Electrocardiogram (ECG) records the electrical activity of the heart. The heart creates small electrical impulses that travel to the heart muscle to perform heart contractions. These electrical impulses can be recorded by an electrocardiogram. You can measure an electrocardiogram to help find the cause of symptoms such as palpitations or chest pain. Sometimes an electrocardiogram is performed as part of a routine test like a preoperative test.
ECG is painless and harmless. The electrocardiogram records the electrical impulses emitted from your body and does not put any electricity into your body.
Your arms, legs and chest will be covered with tiny metal electrodes. The wire will connect these electrodes to the ECG. The machine detects and amplifies the electrical impulses that occur at each heartbeat and writes them to a sheet of paper or computer. The heartbeat is recorded from different electrodes.
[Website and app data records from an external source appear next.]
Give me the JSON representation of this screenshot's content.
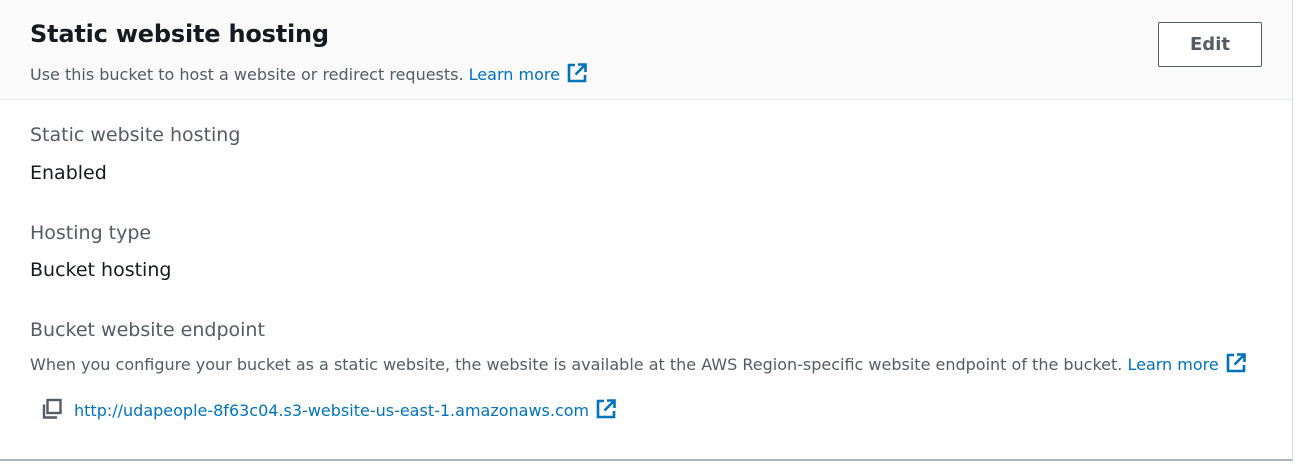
{
  "header": {
    "title": "Static website hosting",
    "description": "Use this bucket to host a website or redirect requests.",
    "learn_more": "Learn more",
    "edit_label": "Edit"
  },
  "fields": {
    "hosting": {
      "label": "Static website hosting",
      "value": "Enabled"
    },
    "hosting_type": {
      "label": "Hosting type",
      "value": "Bucket hosting"
    },
    "endpoint": {
      "label": "Bucket website endpoint",
      "description": "When you configure your bucket as a static website, the website is available at the AWS Region-specific website endpoint of the bucket.",
      "learn_more": "Learn more",
      "url": "http://udapeople-8f63c04.s3-website-us-east-1.amazonaws.com"
    }
  },
  "icons": {
    "external_link": "external-link-icon",
    "copy": "copy-icon"
  },
  "colors": {
    "link": "#0073bb",
    "text": "#16191f",
    "muted": "#545b64",
    "header_bg": "#fafafa"
  }
}
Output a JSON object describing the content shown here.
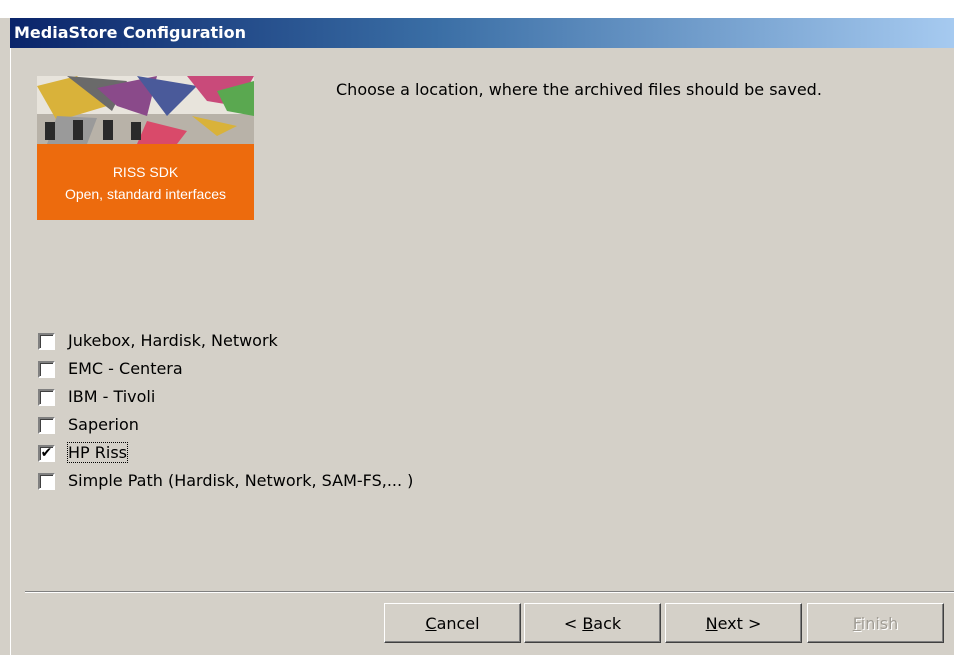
{
  "window": {
    "title": "MediaStore Configuration"
  },
  "logo": {
    "line1": "RISS SDK",
    "line2": "Open, standard interfaces"
  },
  "instruction": "Choose a location, where the archived files should be saved.",
  "options": [
    {
      "label": "Jukebox, Hardisk, Network",
      "checked": false
    },
    {
      "label": "EMC - Centera",
      "checked": false
    },
    {
      "label": "IBM - Tivoli",
      "checked": false
    },
    {
      "label": "Saperion",
      "checked": false
    },
    {
      "label": "HP Riss",
      "checked": true
    },
    {
      "label": "Simple Path (Hardisk, Network, SAM-FS,... )",
      "checked": false
    }
  ],
  "buttons": {
    "cancel": {
      "mnemonic": "C",
      "rest": "ancel"
    },
    "back": {
      "prefix": "< ",
      "mnemonic": "B",
      "rest": "ack"
    },
    "next": {
      "mnemonic": "N",
      "rest": "ext >"
    },
    "finish": {
      "mnemonic": "F",
      "rest": "inish",
      "disabled": true
    }
  },
  "colors": {
    "title_gradient_start": "#0a246a",
    "title_gradient_end": "#a6caf0",
    "logo_band": "#ed6b0d",
    "dialog_face": "#d4d0c8"
  }
}
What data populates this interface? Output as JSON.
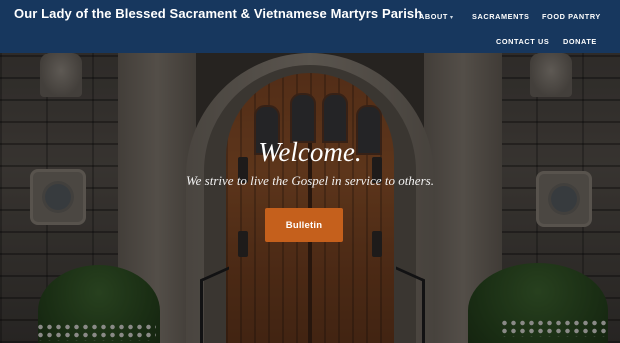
{
  "header": {
    "site_title": "Our Lady of the Blessed Sacrament & Vietnamese Martyrs Parish",
    "nav": {
      "about": "ABOUT",
      "sacraments": "SACRAMENTS",
      "food_pantry": "FOOD PANTRY",
      "contact_us": "CONTACT US",
      "donate": "DONATE"
    }
  },
  "hero": {
    "heading": "Welcome.",
    "tagline": "We strive to live the Gospel in service to others.",
    "button_label": "Bulletin"
  },
  "colors": {
    "header_bg": "#17375e",
    "button_bg": "#c5601c"
  },
  "icons": {
    "about_dropdown": "chevron-down-icon"
  }
}
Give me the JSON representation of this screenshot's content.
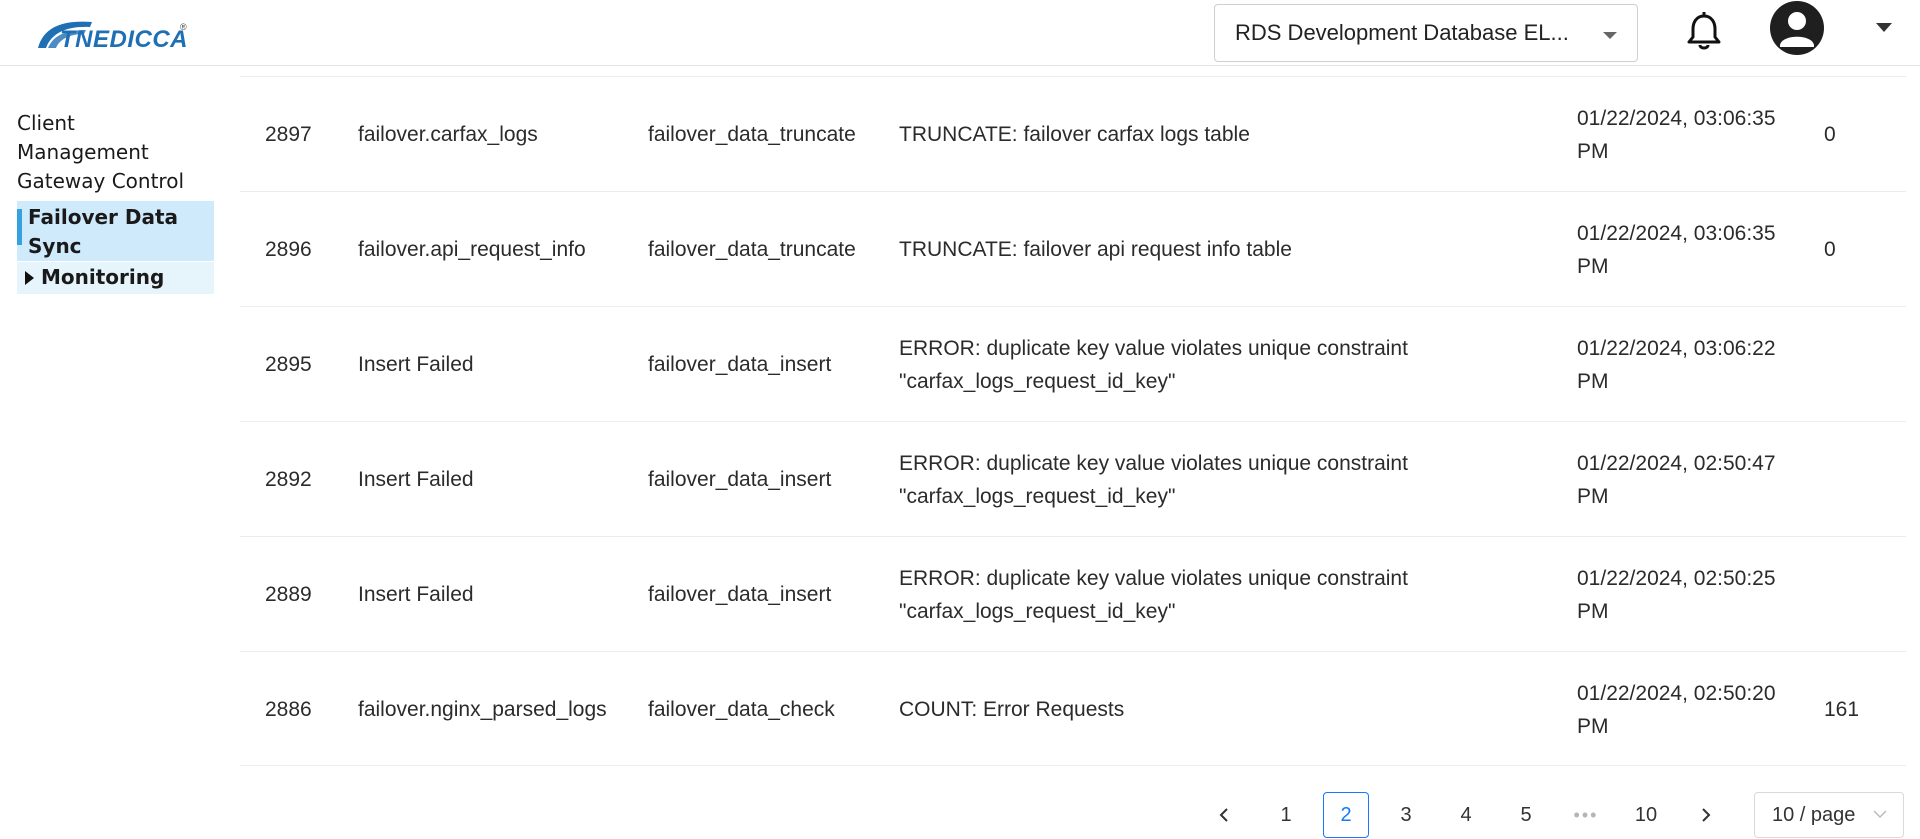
{
  "header": {
    "logo_text": "TNEDICCA",
    "logo_reg": "®",
    "database_select": {
      "value": "RDS Development Database EL...",
      "caret": "chevron-down-icon"
    },
    "notifications_icon": "bell-icon",
    "user_icon": "user-avatar-icon",
    "user_menu_icon": "caret-down-icon"
  },
  "sidebar": {
    "items": [
      {
        "label": "Client Management",
        "active": false
      },
      {
        "label": "Gateway Control",
        "active": false
      },
      {
        "label": "Failover Data Sync",
        "active": true
      },
      {
        "label": "Monitoring",
        "active": false,
        "expandable": true
      }
    ]
  },
  "table": {
    "rows": [
      {
        "id": "2897",
        "name": "failover.carfax_logs",
        "job": "failover_data_truncate",
        "message": "TRUNCATE: failover carfax logs table",
        "time": "01/22/2024, 03:06:35 PM",
        "count": "0"
      },
      {
        "id": "2896",
        "name": "failover.api_request_info",
        "job": "failover_data_truncate",
        "message": "TRUNCATE: failover api request info table",
        "time": "01/22/2024, 03:06:35 PM",
        "count": "0"
      },
      {
        "id": "2895",
        "name": "Insert Failed",
        "job": "failover_data_insert",
        "message": "ERROR: duplicate key value violates unique constraint \"carfax_logs_request_id_key\"",
        "time": "01/22/2024, 03:06:22 PM",
        "count": ""
      },
      {
        "id": "2892",
        "name": "Insert Failed",
        "job": "failover_data_insert",
        "message": "ERROR: duplicate key value violates unique constraint \"carfax_logs_request_id_key\"",
        "time": "01/22/2024, 02:50:47 PM",
        "count": ""
      },
      {
        "id": "2889",
        "name": "Insert Failed",
        "job": "failover_data_insert",
        "message": "ERROR: duplicate key value violates unique constraint \"carfax_logs_request_id_key\"",
        "time": "01/22/2024, 02:50:25 PM",
        "count": ""
      },
      {
        "id": "2886",
        "name": "failover.nginx_parsed_logs",
        "job": "failover_data_check",
        "message": "COUNT: Error Requests",
        "time": "01/22/2024, 02:50:20 PM",
        "count": "161"
      }
    ]
  },
  "pagination": {
    "prev_icon": "chevron-left-icon",
    "next_icon": "chevron-right-icon",
    "pages": [
      "1",
      "2",
      "3",
      "4",
      "5"
    ],
    "ellipsis": "•••",
    "last_page": "10",
    "current_page": "2",
    "page_size": "10 / page",
    "accent": "#1677ff"
  },
  "colors": {
    "active_nav_bg": "#cfeafb",
    "active_nav_bar": "#35a2e0",
    "monitoring_bg": "#e6f4fc",
    "logo_blue": "#1f6fb5"
  }
}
This test only takes about 5 minutes to perform.
Electrodes on different parts of the body detect electrical impulses coming from different directions in the heart. Each electrode has its normal waveforms. The disorder of the heart will produce abnormal waveforms. Cardiac abnormalities can be detected including:
ECG is a simple and valuable test. Sometimes it can definitely diagnose a heart disease. However, a normal electrocardiogram cannot rule out serious heart conditions. For example, you have an abnormal heart rhythm that appears and disappears, and the recorded results may be normal between these irregular rhythms. In addition, not all heart attacks can be detected by an electrocardiogram. A common heart disease such as angina can not be detected by routine electrocardiography.
Specialized electrocardiograms sometimes help overcome some of the limitations of routine ECG.